Ross: "It was funny. He had his cocky side, but you could get on him about it. He didn't laugh much. He was a pretty serious guy on the field. But when you got him to laugh on the bus or in the locker room, it was a heavy cackle. That's another aspect to him. He was a veteran guy and a Hall of Fame guy that you could get on. He made you feel as if you were on his level. That made it easy to be his teammate and fun to be around.

"He never put himself up on a pedestal, which I always respected. He didn't talk down to anybody. He would go to team dinners. A lot of time you don't see the superstar doing that stuff. He was always in the mix.

"We got on him all the time. Eric Hinske would talk about his old, wrinkly, saggy skin. And we would get on him about his little half-mock turtleneck he would wear. We called it his nerdle-neck. On his retirement weekend, we all wore the mock turtlenecks with no sleeves and took a team picture. It didn't matter if it was a billion degrees. He had on the mock turtleneck underneath his shirt with the cutoff sleeves. We would give him crap about it. It was his signature thing. That's what he wore."

10. He's synonymous with the Braves.

Ross: "When I was in Atlanta, Chipper was the guy that people came to see. When he ran out of the dugout, he was the one who got the cheers. He was the one everybody waited to see when he was on deck. The only similar person I played with was David Ortiz in Boston. There was a nostalgic kind of aura that surrounded it, and he didn't create it. He was just a good old boy from [Florida] who liked to hunt and fish and be one of the boys and play baseball. And he was really good at it."

Glavine: "Obviously, a big part of the success we had in Atlanta was built around pitching and defense, but it wasn't like we were throwing shutouts every night. Offense was a big part of it, and Chipper was a huge part of that. And for as many runs as he drove in, he saved an awful lot of runs with his glove. I don't know how many more pieces of that puzzle in the '90s are going to find their way to Cooperstown. We'll keep our fingers crossed for Andruw Jones. Chipper certainly was a mainstay in the middle in that lineup and a tremendous defender. He's very deserving of what's happening to him."

Cox: "Chipper still comes around a lot. He's with us in spring training, and the players love him. It's a spark, no doubt about that. I should get some film of him and Andruw Jones and show it to all the minor leaguers so they can see how those guys played the game. There was never any showboating or pimping. I can honestly say, as good as Chipper and Andruw were, they could have done a lot of other stuff. But they did it right."

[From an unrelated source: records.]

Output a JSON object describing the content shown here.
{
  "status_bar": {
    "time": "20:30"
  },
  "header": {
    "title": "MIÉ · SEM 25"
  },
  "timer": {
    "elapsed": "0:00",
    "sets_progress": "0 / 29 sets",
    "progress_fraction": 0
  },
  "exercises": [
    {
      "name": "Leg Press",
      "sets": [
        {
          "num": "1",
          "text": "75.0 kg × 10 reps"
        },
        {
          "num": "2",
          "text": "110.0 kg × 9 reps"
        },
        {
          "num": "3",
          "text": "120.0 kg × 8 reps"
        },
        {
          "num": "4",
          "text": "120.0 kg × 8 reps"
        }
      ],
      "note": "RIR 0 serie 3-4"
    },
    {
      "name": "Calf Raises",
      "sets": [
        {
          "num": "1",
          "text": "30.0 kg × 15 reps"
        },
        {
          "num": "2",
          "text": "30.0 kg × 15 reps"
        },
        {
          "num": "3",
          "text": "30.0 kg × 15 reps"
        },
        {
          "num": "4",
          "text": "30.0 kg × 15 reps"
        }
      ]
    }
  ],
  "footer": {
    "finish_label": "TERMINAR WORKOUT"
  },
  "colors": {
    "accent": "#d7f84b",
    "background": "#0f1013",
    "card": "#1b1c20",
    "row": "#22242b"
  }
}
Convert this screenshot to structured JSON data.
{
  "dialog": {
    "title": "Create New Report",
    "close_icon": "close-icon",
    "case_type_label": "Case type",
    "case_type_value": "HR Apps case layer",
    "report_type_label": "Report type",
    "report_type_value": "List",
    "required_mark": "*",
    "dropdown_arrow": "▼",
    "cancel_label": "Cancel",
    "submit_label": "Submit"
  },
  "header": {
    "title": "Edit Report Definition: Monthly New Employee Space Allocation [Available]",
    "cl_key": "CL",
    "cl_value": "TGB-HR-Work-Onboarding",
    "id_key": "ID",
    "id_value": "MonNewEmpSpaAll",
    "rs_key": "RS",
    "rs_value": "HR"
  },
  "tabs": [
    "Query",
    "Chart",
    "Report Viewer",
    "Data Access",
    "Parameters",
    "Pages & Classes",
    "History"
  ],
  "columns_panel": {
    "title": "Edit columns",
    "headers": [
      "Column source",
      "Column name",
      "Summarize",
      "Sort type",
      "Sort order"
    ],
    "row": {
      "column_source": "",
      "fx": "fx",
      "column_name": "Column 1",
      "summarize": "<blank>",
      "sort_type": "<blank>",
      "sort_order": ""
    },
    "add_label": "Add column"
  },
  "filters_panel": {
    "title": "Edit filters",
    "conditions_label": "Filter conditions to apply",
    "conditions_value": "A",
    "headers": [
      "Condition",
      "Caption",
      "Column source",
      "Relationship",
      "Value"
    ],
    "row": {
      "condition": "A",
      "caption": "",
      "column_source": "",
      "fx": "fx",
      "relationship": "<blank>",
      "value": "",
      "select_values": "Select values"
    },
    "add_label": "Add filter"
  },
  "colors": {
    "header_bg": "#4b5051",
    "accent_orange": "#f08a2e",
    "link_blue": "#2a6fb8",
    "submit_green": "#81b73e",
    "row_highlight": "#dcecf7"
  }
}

Abbott: "He always wanted to be that Cal Ripken-, Barry Larkin-type guy who was with the same team his whole career. He knew if he went on that free-agent T-bone steak tour, he would have been tempted to go someplace else. I talked him down from the ledge a couple of times. If something wasn't going right he would say, 'I'm just going to go to free agency and see what happens.' And I would say, 'Do you really want to do that?'

"He had to take several different routes to stay with the Braves. Chipper's been pretty upfront about having issues in the marriage department. He's been married three times. He [jokes] that the Braves are the most committed relationship he's ever had."

McCann: "I grew up idolizing Chipper. I'm from Atlanta and I was in high school when he was at the peak of his career. To grow up watching him as fan, and then get a chance to be his teammate and friend, I couldn't be more proud of him and happy for him. There aren't many players who've ever played this game who were better. There's only one Chipper Jones."